The note C on a piano is always the first white key to the left of two black keys grouped together. White piano notes, or keys, are a full step between notes, while black keys are only half steps between notes.
These are denoted as flat ♭ (half step down) or sharp # (half step up) when playing piano, or really any musical instrument.
For now, we will stick to piano basics and practice the C scale, which takes whole steps between the so-called do re mi piano notes.
For additional learning on the C Scale, go here: PianoForAll.com
Step 2: Piano Basics: Learn Piano Keys
Let's recall Do-Re-Mi-Fa-So-La-Ti-Do again.
Yes, do re mi piano notes are a show tune, but it's also the C Scale, or most basic scale of easy piano keys to know in music.
Maybe you used just your index finger to play that scale in step one, or maybe you tried using all of your fingers.
What's the right way?
In any beginner piano lessons, you’ll learn to start with your thumb on C and make sure to end your eighth note (“C”) on your pinky.
This is how to learn piano on your own.
Eventually you will be able to move onto other scales with sharp notes and flat notes, and eventually, teach others how to learn piano too.
There are 88 keys on a piano, meaning you have a lot of freedom to learn piano songs of all genres.
Step 3: Learn Note Lengths
Music comes in all shapes, sizes and sounds. Part of what makes this possible is the length of each note.
Learning to play the piano is both creative and math-based. But don't worry, it's simple math!
See the example above to understand the difference between a whole, half, quarter and eighth note. A whole note is four beats long, or a full bar.
A half is exactly half a whole note, or two beats. Keep splitting the notes to get shorter notes within a bar of music or song. So, a quarter ♩ note is 1/4 of a whole note, or 1/2 of a half note.
An eighth ♪ note is half of that or 1/8 of a whole note.
In learning piano, you always take the beat into consideration.
When you read music, you will use the beat to understand how the notes fit into each bar on the staff and how quickly you play each piano note.
Piano notes are important, but so are the rests in between. The same lengths for piano notes are true for rests in a piece of music.
You can learn how to play piano by learning how to read music like a pro. I recommend reading music on your train commute to work or on your lunch break.
Even better, picture the piano in front of you as you read the music and try to remember the fingerings as you read through the piano notes.
Step 4: Piano for Beginners: Play Hot Cross Buns
Now, take the common tune Hot Cross Buns and try playing it.
These three notes will help learning piano stay simple while you get the feel for piano basics like key location, reading music and note length.
Keep practicing it until you can remember which note coincides with your fingerings. This repetition is how to learn piano notes quickly and naturally.
One of the reasons I wanted to learn piano was to practice creativity and discipline in one activity.
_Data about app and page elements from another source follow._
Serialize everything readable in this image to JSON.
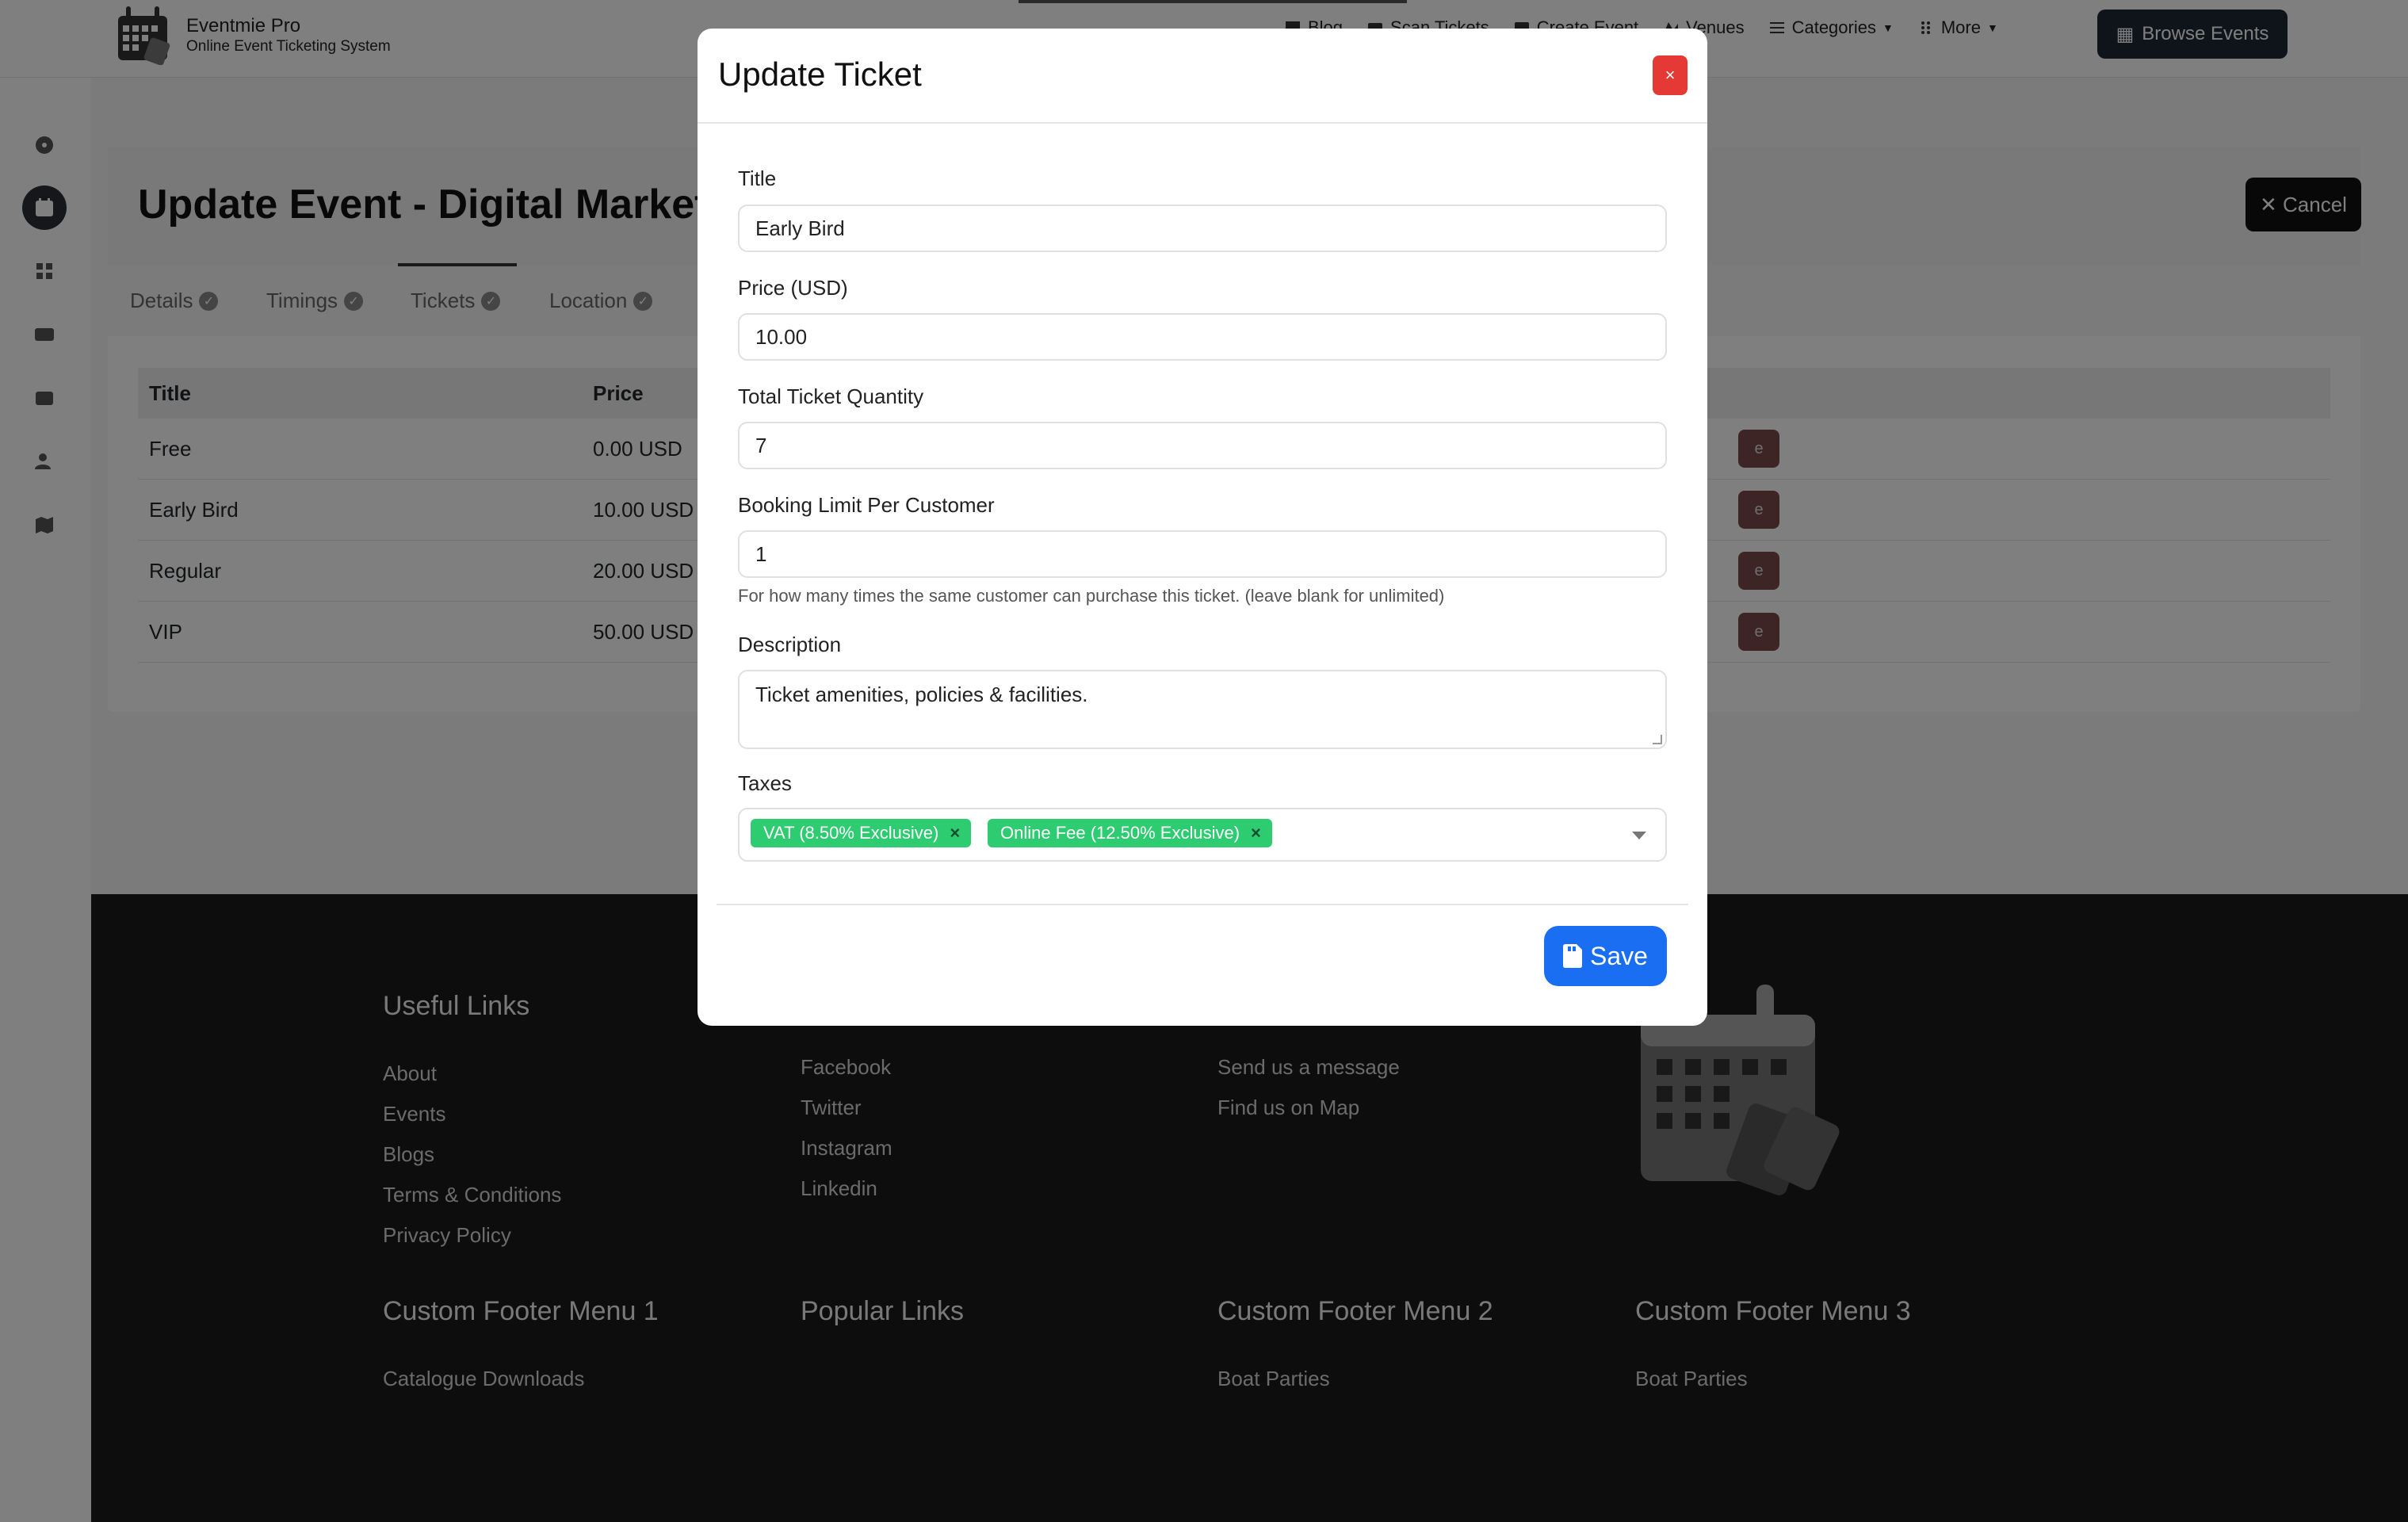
{
  "header": {
    "brand_name": "Eventmie Pro",
    "brand_tagline": "Online Event Ticketing System",
    "nav": [
      {
        "label": "Blog",
        "icon": "blog-icon"
      },
      {
        "label": "Scan Tickets",
        "icon": "ticket-icon"
      },
      {
        "label": "Create Event",
        "icon": "calendar-plus-icon"
      },
      {
        "label": "Venues",
        "icon": "venues-icon"
      },
      {
        "label": "Categories",
        "icon": "list-icon"
      },
      {
        "label": "More",
        "icon": "grid-dots-icon"
      }
    ],
    "browse_label": "Browse Events"
  },
  "sidebar": {
    "items": [
      "dashboard-icon",
      "calendar-icon",
      "apps-icon",
      "id-card-icon",
      "wallet-icon",
      "users-icon",
      "map-icon"
    ],
    "active": "calendar-icon"
  },
  "page": {
    "title": "Update Event - Digital Marketi",
    "cancel_label": "✕ Cancel",
    "tabs": [
      "Details",
      "Timings",
      "Tickets",
      "Location"
    ],
    "active_tab": "Tickets",
    "table": {
      "headers": [
        "Title",
        "Price"
      ],
      "rows": [
        {
          "title": "Free",
          "price": "0.00 USD"
        },
        {
          "title": "Early Bird",
          "price": "10.00 USD"
        },
        {
          "title": "Regular",
          "price": "20.00 USD"
        },
        {
          "title": "VIP",
          "price": "50.00 USD"
        }
      ]
    }
  },
  "footer": {
    "columns": [
      {
        "heading": "Useful Links",
        "links": [
          "About",
          "Events",
          "Blogs",
          "Terms & Conditions",
          "Privacy Policy"
        ]
      },
      {
        "heading": "",
        "links": [
          "Facebook",
          "Twitter",
          "Instagram",
          "Linkedin"
        ]
      },
      {
        "heading": "",
        "links": [
          "Send us a message",
          "Find us on Map"
        ]
      }
    ],
    "menus": [
      {
        "heading": "Custom Footer Menu 1",
        "links": [
          "Catalogue Downloads"
        ]
      },
      {
        "heading": "Popular Links",
        "links": []
      },
      {
        "heading": "Custom Footer Menu 2",
        "links": [
          "Boat Parties"
        ]
      },
      {
        "heading": "Custom Footer Menu 3",
        "links": [
          "Boat Parties"
        ]
      }
    ]
  },
  "modal": {
    "title": "Update Ticket",
    "close_label": "×",
    "fields": {
      "title_label": "Title",
      "title_value": "Early Bird",
      "price_label": "Price (USD)",
      "price_value": "10.00",
      "quantity_label": "Total Ticket Quantity",
      "quantity_value": "7",
      "limit_label": "Booking Limit Per Customer",
      "limit_value": "1",
      "limit_help": "For how many times the same customer can purchase this ticket. (leave blank for unlimited)",
      "description_label": "Description",
      "description_value": "Ticket amenities, policies & facilities.",
      "taxes_label": "Taxes",
      "taxes": [
        "VAT (8.50% Exclusive)",
        "Online Fee (12.50% Exclusive)"
      ]
    },
    "save_label": "Save"
  },
  "colors": {
    "primary": "#1a6ef2",
    "danger": "#e53935",
    "chip": "#2ecc71",
    "footer_bg": "#1a1a1a"
  }
}
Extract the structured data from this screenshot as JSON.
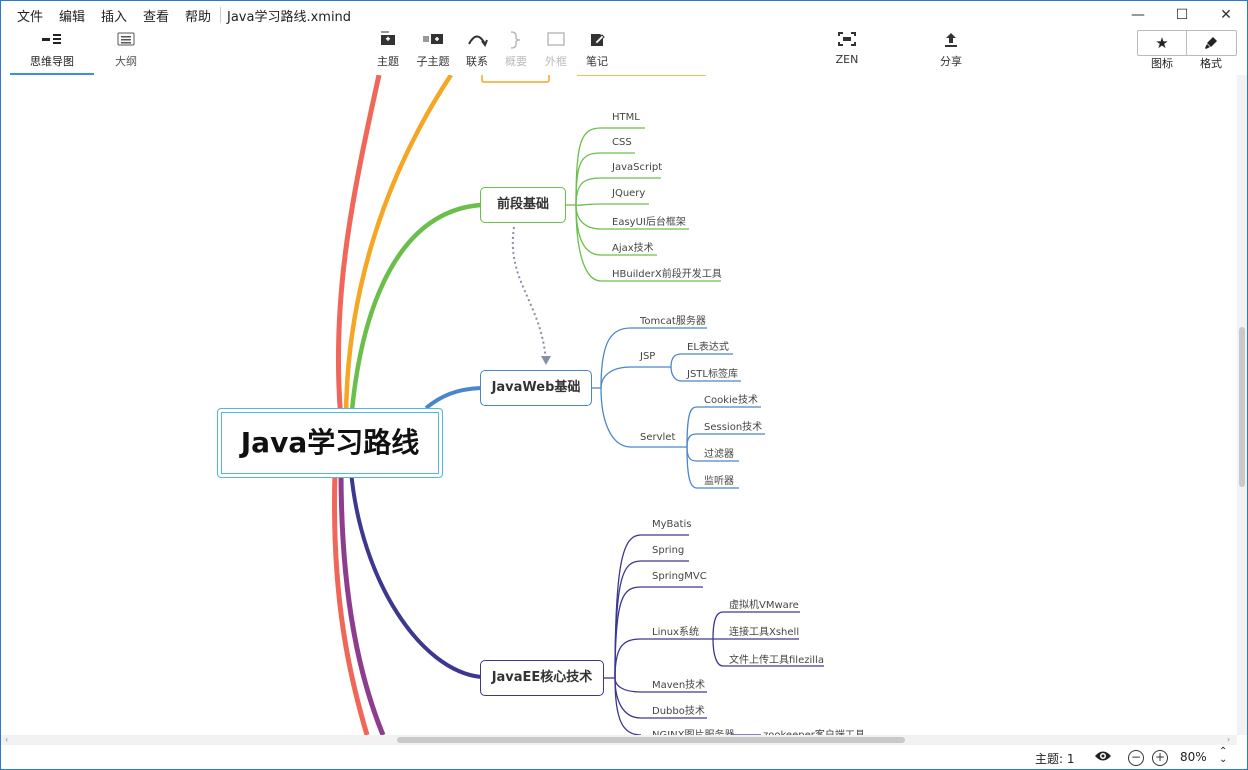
{
  "menu": {
    "items": [
      "文件",
      "编辑",
      "插入",
      "查看",
      "帮助"
    ],
    "doc_title": "Java学习路线.xmind"
  },
  "window_controls": {
    "minimize": "—",
    "maximize": "☐",
    "close": "✕"
  },
  "toolbar": {
    "views": [
      {
        "label": "思维导图",
        "icon": "mindmap-icon",
        "active": true
      },
      {
        "label": "大纲",
        "icon": "outline-icon",
        "active": false
      }
    ],
    "tools": [
      {
        "label": "主题",
        "icon": "topic-icon",
        "enabled": true
      },
      {
        "label": "子主题",
        "icon": "subtopic-icon",
        "enabled": true
      },
      {
        "label": "联系",
        "icon": "relationship-icon",
        "enabled": true
      },
      {
        "label": "概要",
        "icon": "summary-icon",
        "enabled": false
      },
      {
        "label": "外框",
        "icon": "boundary-icon",
        "enabled": false
      },
      {
        "label": "笔记",
        "icon": "notes-icon",
        "enabled": true
      }
    ],
    "zen": {
      "label": "ZEN",
      "icon": "zen-icon"
    },
    "share": {
      "label": "分享",
      "icon": "share-icon"
    },
    "icon_panel": {
      "label": "图标",
      "icon": "star-icon"
    },
    "format_panel": {
      "label": "格式",
      "icon": "brush-icon"
    }
  },
  "map": {
    "central": "Java学习路线",
    "colors": {
      "frontend": "#6abf4b",
      "javaweb": "#4a86c8",
      "javaee": "#3d3790",
      "central_border": "#4fb9e0",
      "orange": "#f5a623",
      "red": "#f0675a",
      "purple": "#8e3d8e"
    },
    "frontend": {
      "title": "前段基础",
      "children": [
        "HTML",
        "CSS",
        "JavaScript",
        "JQuery",
        "EasyUI后台框架",
        "Ajax技术",
        "HBuilderX前段开发工具"
      ]
    },
    "javaweb": {
      "title": "JavaWeb基础",
      "tomcat": "Tomcat服务器",
      "jsp": {
        "label": "JSP",
        "children": [
          "EL表达式",
          "JSTL标签库"
        ]
      },
      "servlet": {
        "label": "Servlet",
        "children": [
          "Cookie技术",
          "Session技术",
          "过滤器",
          "监听器"
        ]
      }
    },
    "javaee": {
      "title": "JavaEE核心技术",
      "children": [
        "MyBatis",
        "Spring",
        "SpringMVC",
        "Linux系统",
        "Maven技术",
        "Dubbo技术",
        "NGINX图片服务器"
      ],
      "linux_children": [
        "虚拟机VMware",
        "连接工具Xshell",
        "文件上传工具filezilla"
      ],
      "extra": "zookeeper客户端工具"
    }
  },
  "status": {
    "topic_count": "主题: 1",
    "zoom": "80%",
    "zoom_out": "−",
    "zoom_in": "+"
  }
}
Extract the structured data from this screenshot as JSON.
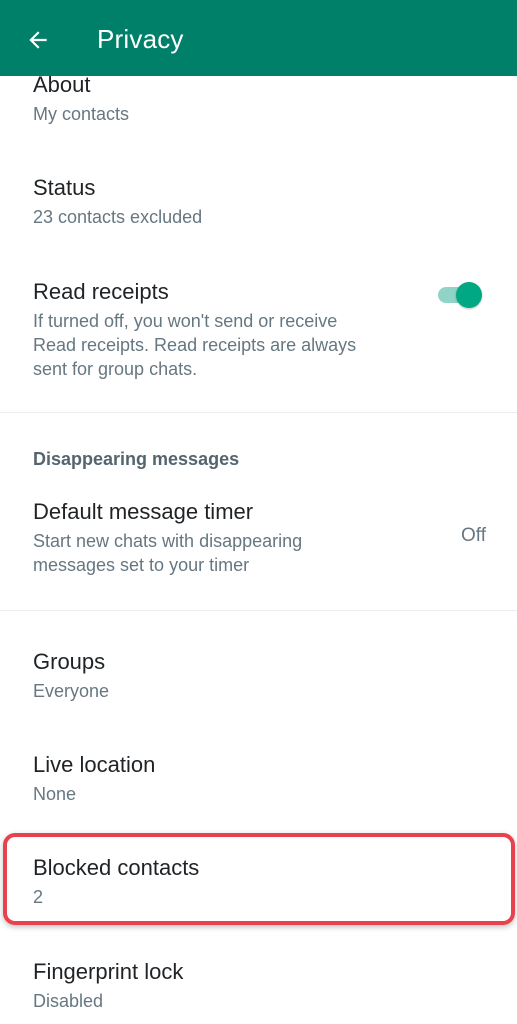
{
  "header": {
    "title": "Privacy",
    "back_icon": "arrow-left-icon",
    "background_color": "#008069"
  },
  "items": {
    "about": {
      "title": "About",
      "subtitle": "My contacts"
    },
    "status": {
      "title": "Status",
      "subtitle": "23 contacts excluded"
    },
    "read_receipts": {
      "title": "Read receipts",
      "subtitle_lines": [
        "If turned off, you won't send or receive",
        "Read receipts. Read receipts are always",
        "sent for group chats."
      ],
      "toggle_on": true,
      "toggle_color": "#00a884"
    },
    "disappearing_section": {
      "header": "Disappearing messages"
    },
    "default_timer": {
      "title": "Default message timer",
      "subtitle_lines": [
        "Start new chats with disappearing",
        "messages set to your timer"
      ],
      "value": "Off"
    },
    "groups": {
      "title": "Groups",
      "subtitle": "Everyone"
    },
    "live_location": {
      "title": "Live location",
      "subtitle": "None"
    },
    "blocked_contacts": {
      "title": "Blocked contacts",
      "subtitle": "2",
      "highlight_color": "#e8414f"
    },
    "fingerprint_lock": {
      "title": "Fingerprint lock",
      "subtitle": "Disabled"
    }
  }
}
Plus, getting the basics perfected makes learning the piano much easier. Play the piano wherever you go by downloading an app on your tablet or phone.
This will help you teach yourself piano wherever you are. Again, learn to play piano on the go by playing these games or just reading the sheet music to play the piano later.
Step 5: Best Way to Learn Piano: Practice!
As Malcolm Gladwell says, 10,000 hours of anything and you can reach the tipping point of success.
Even without that many hours, you can still become a piano pro in no time by mastering the C Scale, hot cross buns and these other beginner-friendly songs for piano: Itsy Bitsy Spider, Jingle Bells, Old McDonald Had a Farm.
Practice is absolutely the best way to learn to play piano. After playing a melody like do re mi enough times, it’s second-nature.
Learning piano for beginners can be frustrating, but each of these steps will help you feel confident in your ability to create music for you and others to enjoy.
See more video tutorials here: PianoForAll.com
Soon enough, Schroeder won't be the only pianist drawing a crowd. Happy playing!